Turning eight hadn’t grown Fern any taller. It had just made her mouthy.
“Where’s my watch?” she repeated.
“Safe in my drawer, where you won’t lose it.”
“Well, I want it,” Fern said. “And you can’t keep it from me. If you don’t cough it up, I’ll tell Mrs.”
I shrugged. “Tell Mrs.”
“I’ll tell her, and she’ll tell you –“
Then Vonetta, her ally, cleared her throat, fluttered her eyelashes, and finished ina voice as close to our stepmother’s as she could mimic, “Delphine. Your sister is capable of wearing a watch.” Capable was one of Mrs.’s words. She used it against me to make me stop helping my sisters. Vonetta is capable of doing her own hair Then Vonetta burned her ears with the hot comb, and who had to rub Vaseline on burned ears and finish pulling the hot comb through Vonetta’s thick, thick head? Not Mrs.
“Fine,” I told them both. “And when you lose your watch, don’t come crying to me.”- GONE CRAZY IN ALABAMA, Williams-Garcia, p. 4

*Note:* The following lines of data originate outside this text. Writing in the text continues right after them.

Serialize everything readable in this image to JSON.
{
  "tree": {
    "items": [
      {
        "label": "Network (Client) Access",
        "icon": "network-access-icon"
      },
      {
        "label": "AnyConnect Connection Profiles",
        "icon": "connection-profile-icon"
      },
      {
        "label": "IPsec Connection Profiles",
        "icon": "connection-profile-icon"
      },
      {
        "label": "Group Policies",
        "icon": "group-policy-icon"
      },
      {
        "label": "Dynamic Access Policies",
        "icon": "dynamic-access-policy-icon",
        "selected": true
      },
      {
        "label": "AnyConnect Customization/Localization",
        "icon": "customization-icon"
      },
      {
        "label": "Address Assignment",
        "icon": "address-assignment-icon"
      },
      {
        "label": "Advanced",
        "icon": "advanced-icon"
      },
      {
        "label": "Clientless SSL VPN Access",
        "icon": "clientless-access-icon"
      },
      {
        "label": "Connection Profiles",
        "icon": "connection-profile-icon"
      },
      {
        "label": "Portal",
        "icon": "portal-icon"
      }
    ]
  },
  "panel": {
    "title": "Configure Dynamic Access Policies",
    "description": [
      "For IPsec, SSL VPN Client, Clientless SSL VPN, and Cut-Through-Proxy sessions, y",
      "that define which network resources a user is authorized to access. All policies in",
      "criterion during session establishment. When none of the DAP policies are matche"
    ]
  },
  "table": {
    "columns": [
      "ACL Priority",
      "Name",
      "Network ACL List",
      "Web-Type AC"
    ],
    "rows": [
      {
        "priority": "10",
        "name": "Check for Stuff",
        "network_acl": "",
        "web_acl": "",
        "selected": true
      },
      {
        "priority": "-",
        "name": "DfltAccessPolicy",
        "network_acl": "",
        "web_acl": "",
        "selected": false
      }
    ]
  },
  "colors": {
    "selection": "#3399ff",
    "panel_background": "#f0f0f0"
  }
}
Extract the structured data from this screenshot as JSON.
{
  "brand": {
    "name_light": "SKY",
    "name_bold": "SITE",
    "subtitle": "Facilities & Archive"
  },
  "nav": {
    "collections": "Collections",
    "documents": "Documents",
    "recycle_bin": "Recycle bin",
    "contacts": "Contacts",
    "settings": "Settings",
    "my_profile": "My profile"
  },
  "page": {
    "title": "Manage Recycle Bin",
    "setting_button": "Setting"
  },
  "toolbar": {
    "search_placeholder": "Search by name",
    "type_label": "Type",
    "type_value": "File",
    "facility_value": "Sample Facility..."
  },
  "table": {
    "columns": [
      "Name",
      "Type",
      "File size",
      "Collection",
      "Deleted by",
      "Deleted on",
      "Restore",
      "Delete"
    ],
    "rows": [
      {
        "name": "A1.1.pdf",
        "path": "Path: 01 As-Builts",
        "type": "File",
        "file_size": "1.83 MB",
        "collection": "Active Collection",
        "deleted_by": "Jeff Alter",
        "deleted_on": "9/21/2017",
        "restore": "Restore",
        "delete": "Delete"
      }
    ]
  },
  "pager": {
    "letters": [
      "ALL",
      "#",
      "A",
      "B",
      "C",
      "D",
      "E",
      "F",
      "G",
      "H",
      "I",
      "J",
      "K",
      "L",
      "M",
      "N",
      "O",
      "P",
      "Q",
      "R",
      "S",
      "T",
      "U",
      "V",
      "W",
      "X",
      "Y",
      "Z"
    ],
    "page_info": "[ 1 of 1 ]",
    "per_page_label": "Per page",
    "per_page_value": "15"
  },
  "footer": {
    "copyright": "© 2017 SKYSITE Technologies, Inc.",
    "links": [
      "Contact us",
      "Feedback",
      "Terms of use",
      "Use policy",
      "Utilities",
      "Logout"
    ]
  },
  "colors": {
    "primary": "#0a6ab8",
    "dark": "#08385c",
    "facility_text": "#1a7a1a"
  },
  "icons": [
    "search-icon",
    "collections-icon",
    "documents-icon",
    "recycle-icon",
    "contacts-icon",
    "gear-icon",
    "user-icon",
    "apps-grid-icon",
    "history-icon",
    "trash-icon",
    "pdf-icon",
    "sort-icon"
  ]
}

As the little sisters grow up, they begin to slip from Delphine’s grip. Naturally, Delphine has gotten tired of gripping them – she expressed this in ONE CRAZY SUMMER, when she doesn’t break up a fight between her sisters, preferring instead to take the tongue-lashing when her mother has to leave the sanctuary of the kitchen to deal with it, but once you become accustomed to being the one in charge, that position of First has a little you-shaped divot. Now that her father has married Mrs., Delphine is being required to walk back the need to finish all the sentences, do for three little girls and learn to worry about just herself – otherwise she’s finding herself cast in the role of the oppressor, trying to keep her sisters down, in Mrs.’s way of thinking. Since Big Ma has moved back to Alabama, and they’re spending the summer with she, and Ma Charles and Ma Charles’ sister across the creek, Delphine, Vonnetta, and Fern are also having to come to grips with Uncle Darnnell – and Delphine tries to force forgiveness from her sister. As the personal moves to the political, Delphine’s eyes are opened to the difference between Oakland, Brooklyn, and small-town Alabama when the Sheriff is both a cousin and a white man, and when an emergency and a hospital stay brings up that “same old story” that both Papa and their cousin JimmyTrotter are familiar with – boundaries, walls, and obstacles put in the road these characters must walk. Racial prejudice, which itself accompanies each book, takes a new form as the girls learn versions of their family history, and how knots in the ties that bind them have also served as ropes keeping her great-grandmother and her sister apart. The history explored in this novel will likely encourage readers to dig into their own pasts for weird little quirks, big family secrets, and places where history intersected with lived experiences.
Multiple layers of emotively personal and political history combine to braid together a narrative that is satisfyingly broad, yet very individually real. I cried tears of rage, grief, and laughter reading these books. Rita Williams-Garcia is a masterful storyteller.
I received my copies of these book courtesy of the Benicia Public Library. You can find ONE CRAZY SUMMER, P.S. BE ELEVEN, and GONE CRAZY IN ALABAMA, by the inestimable Rita Williams-Garcia at an online e-tailer, or at a real life, independent bookstore near you!